A rolling body undergoes simultaneous rotational and translational motion. Friction is required to start rolling. Rolling without slipping is known as “pure rolling”. When the wheels roll without slipping, at any instant of time, the point of the wheel in contact with the surface is instantaneously at rest with respect to the surface. No static frictional force acts on the wheels when they are in pure rotation.
When a body like the wheel is in rolling motion, different particles of the body will experience different velocities. Let us study this by considering a disc of radius R rolling on a flat surface without slipping.
This is the condition for pure rolling: For any rolling body, if VCM = ωR, then it rolls without slipping. If VCM < ωR, the rolling object has some backward slipping and the rolling is called “rolling with backward slipping”. If VCM > ωR, the rolling is called “rolling with forward slipping”.
Consider the rotational motion of the disc about its centre of mass. The torques about the centre of mass due to the weight and normal force are zero as the lines of action of these forces pass through the centre of mass. Only the torque about the centre of mass due to the frictional force can cause rotational motion in the disc.
M → Mass ot ine aisc
VCM → Velocity of the centre of mass
Kinetic energy of the centre of mass
"I" → Moment of inertia
"ω" Angular velocity
Rotational kinetic energy
When a system of particles exhibits simultaneous translational and rotational motion the kinetic energy of a system of particles, KE, can be written as the sum of the kinetic energy of the centre of mass, KCM, and the rotational kinetic energy of the system of particles about its centre of mass, Kr.
KE = KCM + Kr = ½ MVCM2 + ½ Iω2

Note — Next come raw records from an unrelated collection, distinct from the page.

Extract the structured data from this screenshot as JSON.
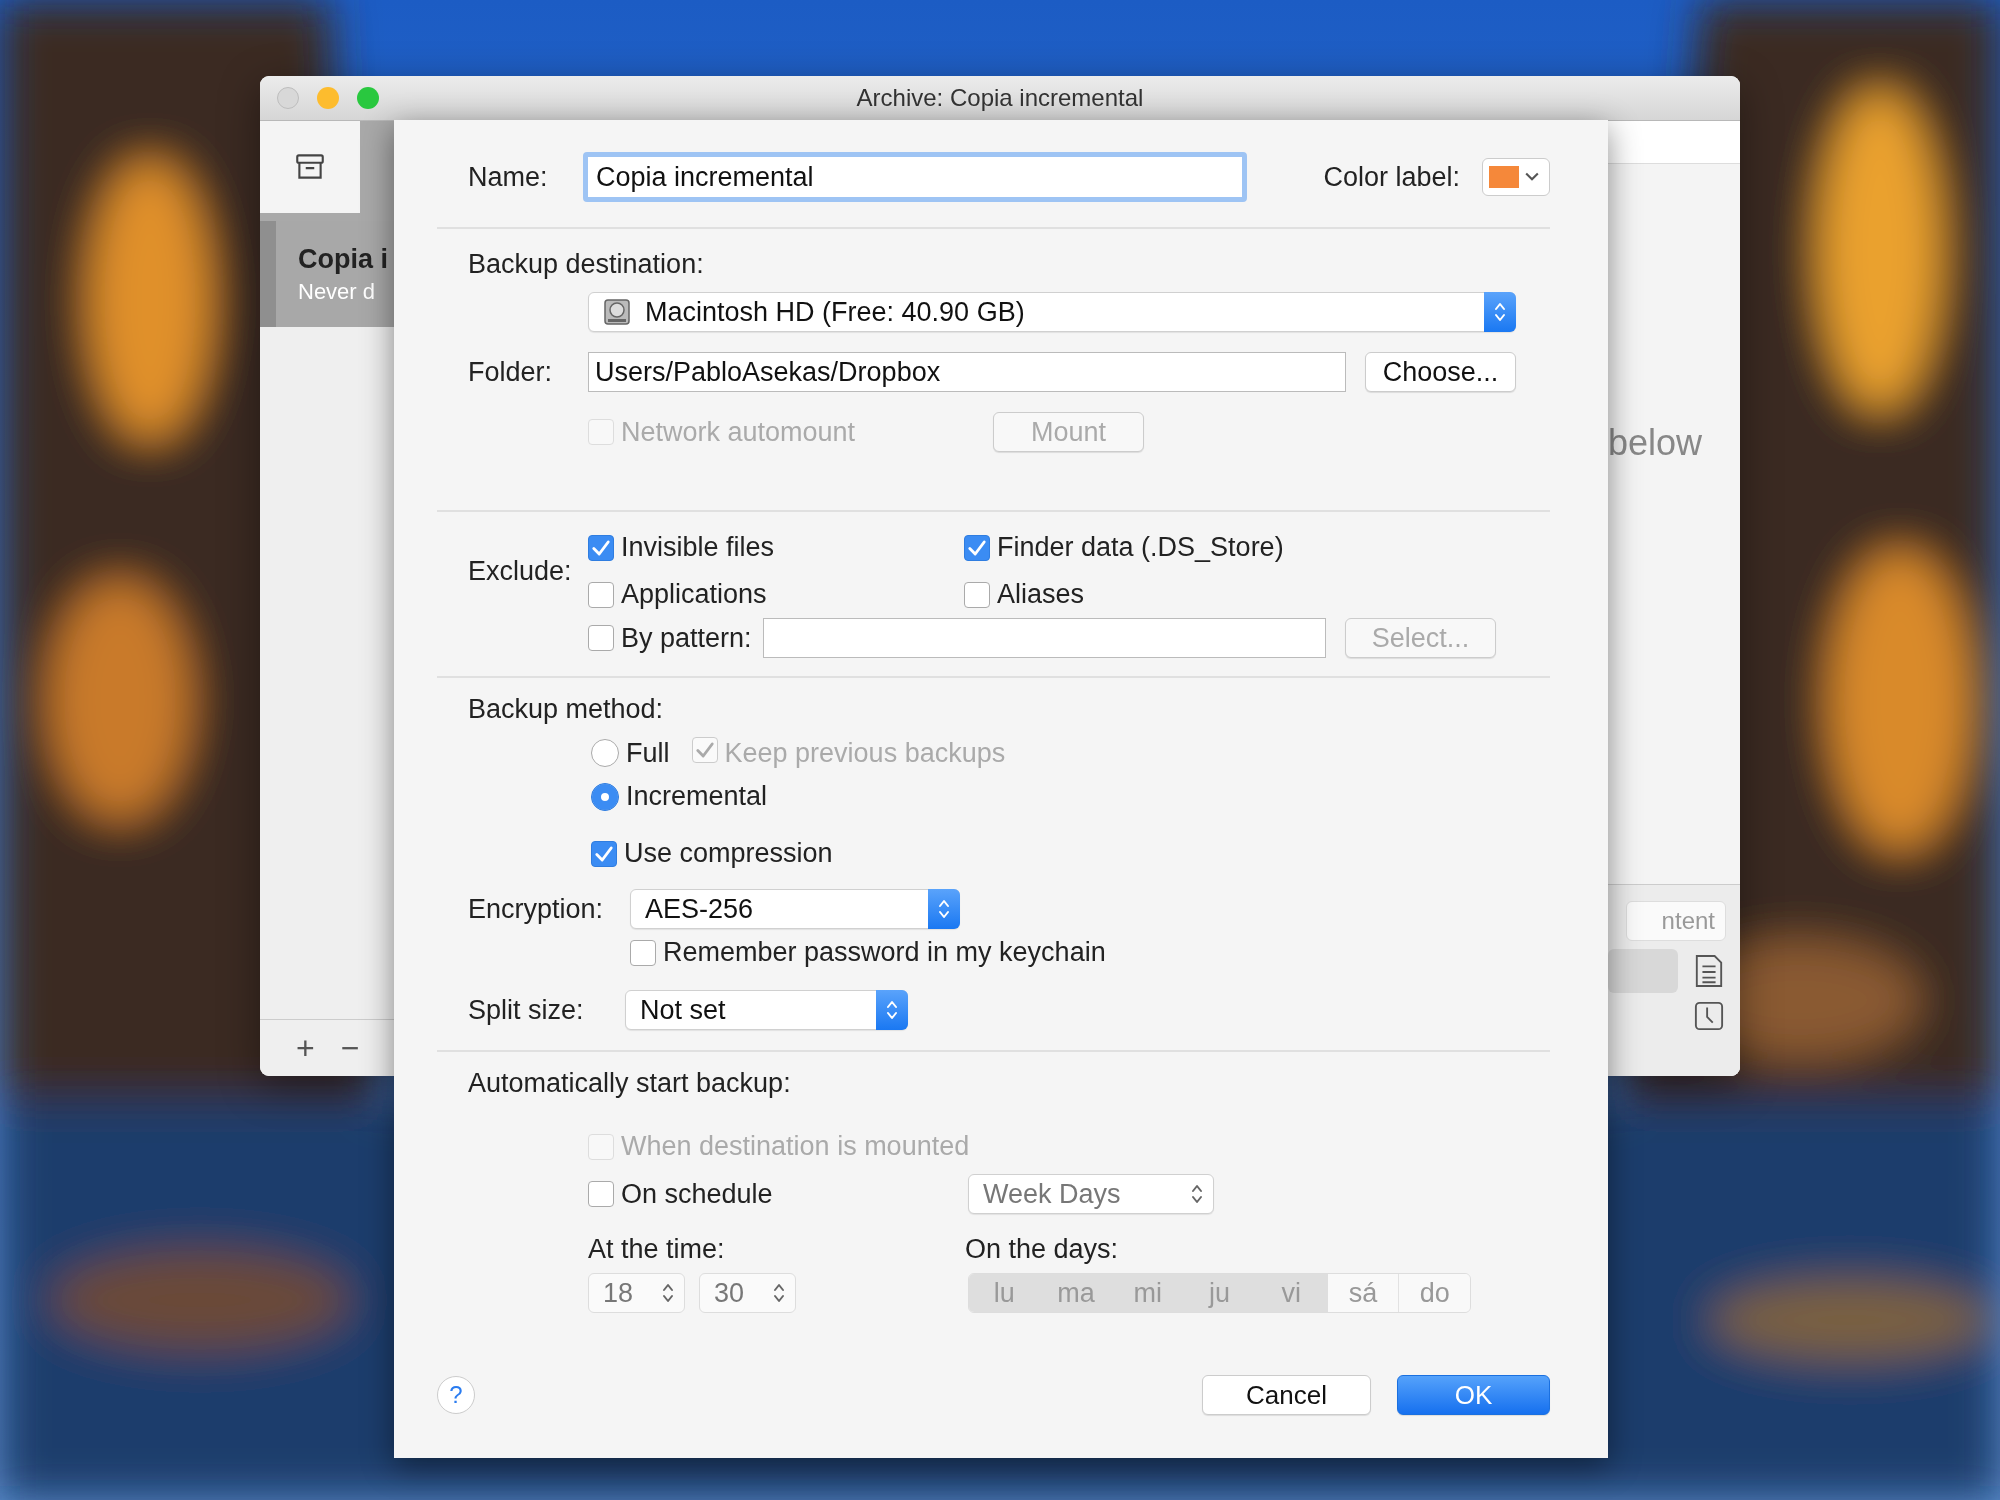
{
  "window": {
    "title": "Archive: Copia incremental"
  },
  "sidebar": {
    "item_title": "Copia i",
    "item_subtitle": "Never d",
    "add": "+",
    "remove": "−"
  },
  "content": {
    "hint": "below",
    "button": "ntent"
  },
  "sheet": {
    "name": {
      "label": "Name:",
      "value": "Copia incremental"
    },
    "color_label": {
      "label": "Color label:",
      "color": "#f5883a"
    },
    "destination": {
      "label": "Backup destination:",
      "value": "Macintosh HD (Free: 40.90 GB)"
    },
    "folder": {
      "label": "Folder:",
      "value": "Users/PabloAsekas/Dropbox",
      "button": "Choose..."
    },
    "network_automount": {
      "label": "Network automount",
      "checked": false,
      "disabled": true
    },
    "mount_button": {
      "label": "Mount",
      "disabled": true
    },
    "exclude": {
      "label": "Exclude:",
      "options": [
        {
          "label": "Invisible files",
          "checked": true
        },
        {
          "label": "Finder data (.DS_Store)",
          "checked": true
        },
        {
          "label": "Applications",
          "checked": false
        },
        {
          "label": "Aliases",
          "checked": false
        }
      ],
      "pattern": {
        "label": "By pattern:",
        "checked": false
      },
      "select_button": {
        "label": "Select...",
        "disabled": true
      }
    },
    "method": {
      "label": "Backup method:",
      "options": [
        {
          "label": "Full",
          "selected": false
        },
        {
          "label": "Incremental",
          "selected": true
        }
      ],
      "keep_previous": {
        "label": "Keep previous backups",
        "checked": true,
        "disabled": true
      },
      "compression": {
        "label": "Use compression",
        "checked": true
      }
    },
    "encryption": {
      "label": "Encryption:",
      "value": "AES-256",
      "remember": {
        "label": "Remember password in my keychain",
        "checked": false
      }
    },
    "split": {
      "label": "Split size:",
      "value": "Not set"
    },
    "auto": {
      "label": "Automatically start backup:",
      "when_mounted": {
        "label": "When destination is mounted",
        "checked": false,
        "disabled": true
      },
      "on_schedule": {
        "label": "On schedule",
        "checked": false
      },
      "frequency": "Week Days",
      "time_label": "At the time:",
      "hour": "18",
      "minute": "30",
      "days_label": "On the days:",
      "days": [
        {
          "label": "lu",
          "selected": true
        },
        {
          "label": "ma",
          "selected": true
        },
        {
          "label": "mi",
          "selected": true
        },
        {
          "label": "ju",
          "selected": true
        },
        {
          "label": "vi",
          "selected": true
        },
        {
          "label": "sá",
          "selected": false
        },
        {
          "label": "do",
          "selected": false
        }
      ]
    },
    "help": "?",
    "buttons": [
      {
        "label": "Cancel",
        "kind": "default"
      },
      {
        "label": "OK",
        "kind": "primary"
      }
    ]
  }
}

While solving problems relating to the rolling of an object on an inclined surface, we can use two different methods. In the first method, we analyse the forces and torques acting on the object. The second method involves the use of the Law of Conservation of Energy.